There is nothing quite like the feeling of rejection.
Whether it’s from your first choice of colleges, a relationship gone awry, or a layoff at your job; we all know this terrible feeling.
A question asked by many is: why does rejection hurt and what can we do differently so we don’t feel so bad?
Why Rejection Hurts
To be told that you’re not wanted, that you’re not needed, or that there is someone or something better, is hard to hear.
Our brains, our egos, and our hearts can’t make sense of it.
Our defenses flair up, our minds race, and the by-product of rejection is usually feeling either terrible about yourself, or warding off this terrible feeling by dismissing it.
How We Cope with Rejection
Some of us can hear our friends or caregivers in the background saying, “you’re better off without him!”
or “everything is meant to be; you’ll be fine.”
These gestures, usually meant to be intentionally kind by our support network, have a tendency to want to assuage the painful feeling that someone or something doesn’t want you.
What we can learn from rejection
While difficult to deal with, there are lessons to be learned from rejection.
Instead of warding it off with every tool in your arsenal, you would be surprised by the amount of self-growth that can take place.
You just have to allow it to happen.
Psychology Helps Us Understand Rejection
While there are numerous ways to understand the psychology behind rejection – cognitive therapy is one of them.
Cognitive dissonance, a term used often in this discipline, refers to when there is a feeling of discomfort when we hold two conflicting beliefs.
In order to provide some relief to our minds, we change our thoughts in order to eliminate or reduce the dissonance.
Don’t worry, you’re not alone.
Take for example a smoker.
Notice that albeit the mounds of research, they still don’t quit smoking.
Many of us wonder, why?
While the addiction is powerful in its own right, the question still nags at our minds…why don’t they quit?
Cognitive dissonance comes to mind.
The smoker, while knowing that smoking could kill them, replaces this discomforting thought with “if I stop smoking, then I’ll gain weight, and that could have a negative health effect.”
Or maybe they say, “smoking kills some, but not all. It’s not absolute.”
Or, “the addiction is more powerful than me. I simply can’t win.”
Another favorite is “If I stop smoking, I’ll be too stressed out.”
These are all examples of cognitive dissonance.
The smoker is holding two conflicting thoughts (I like smoking but it will kill me).
They replace these thoughts with something more comforting (I’ll be too stressed out so I can’t quit).
How We Block the Pain of Rejection
When someone or something rejects us, we do everything in our power to shield ourselves from the pain that “I am somehow flawed.”
The cognitive dissonance quandary comes into play.
“I like myself, but she doesn’t like me.”

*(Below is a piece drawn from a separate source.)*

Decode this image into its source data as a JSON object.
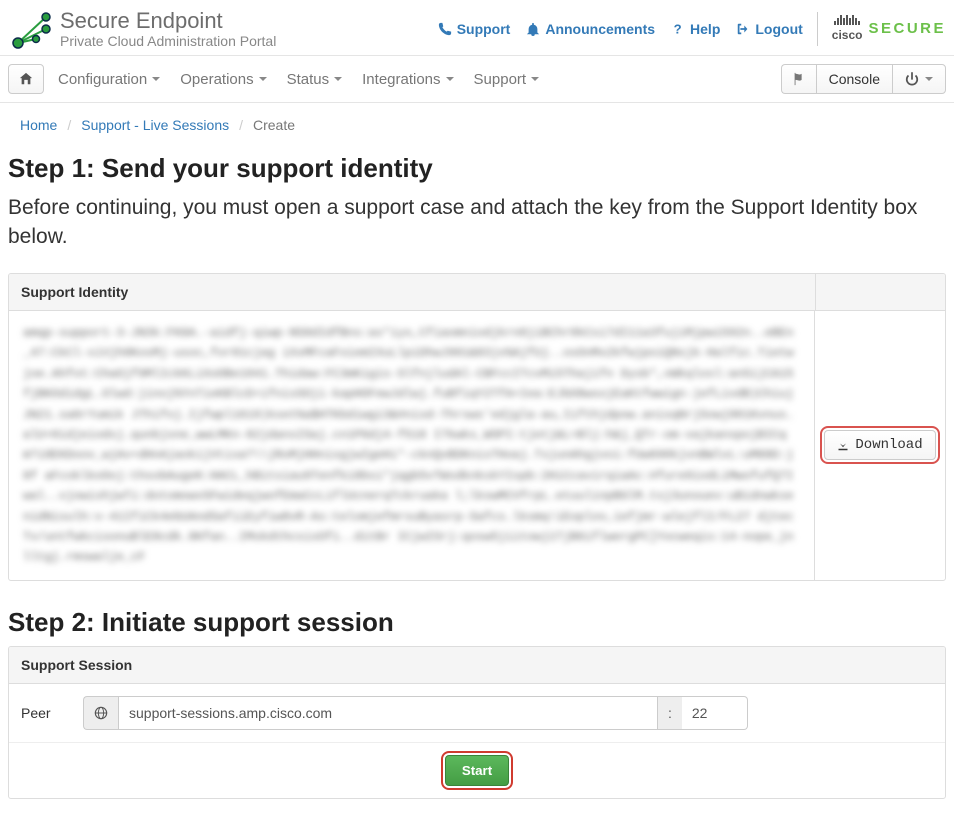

These conflicting thoughts sometimes are just too hard for the psyche to digest.
As a way to ease the pain, we will replace these incredibly difficult thoughts with something more comforting such as, “I didn’t like her anyway.”
While telling ourselves certain thoughts can be comforting in the moment, we want to be wary of selling ourselves a new storyline that may or may not be accurate.
How Rejection Can Help You Grow
One of the most powerful insights that can come out of rejection is self-reflection. Be honest with yourself and ask questions, such as:
- What was the reason behind the rejection?
- Is there any truth to what they said?
- What in my character is something that needs work?
When you allow these more vulnerable thoughts to enter into your mind, you curate self-growth.
Self-growth is how we evolve, and how we create new experiences.
It’s how we don’t repeat the mistakes of the past, in the present.
Rejection is painful.
Rejection hurts the heart in ways that can feel insurmountable.
However, don’t coil up.
Breathe in that you are human, flawed like the rest of us – and you are on this planet to grow.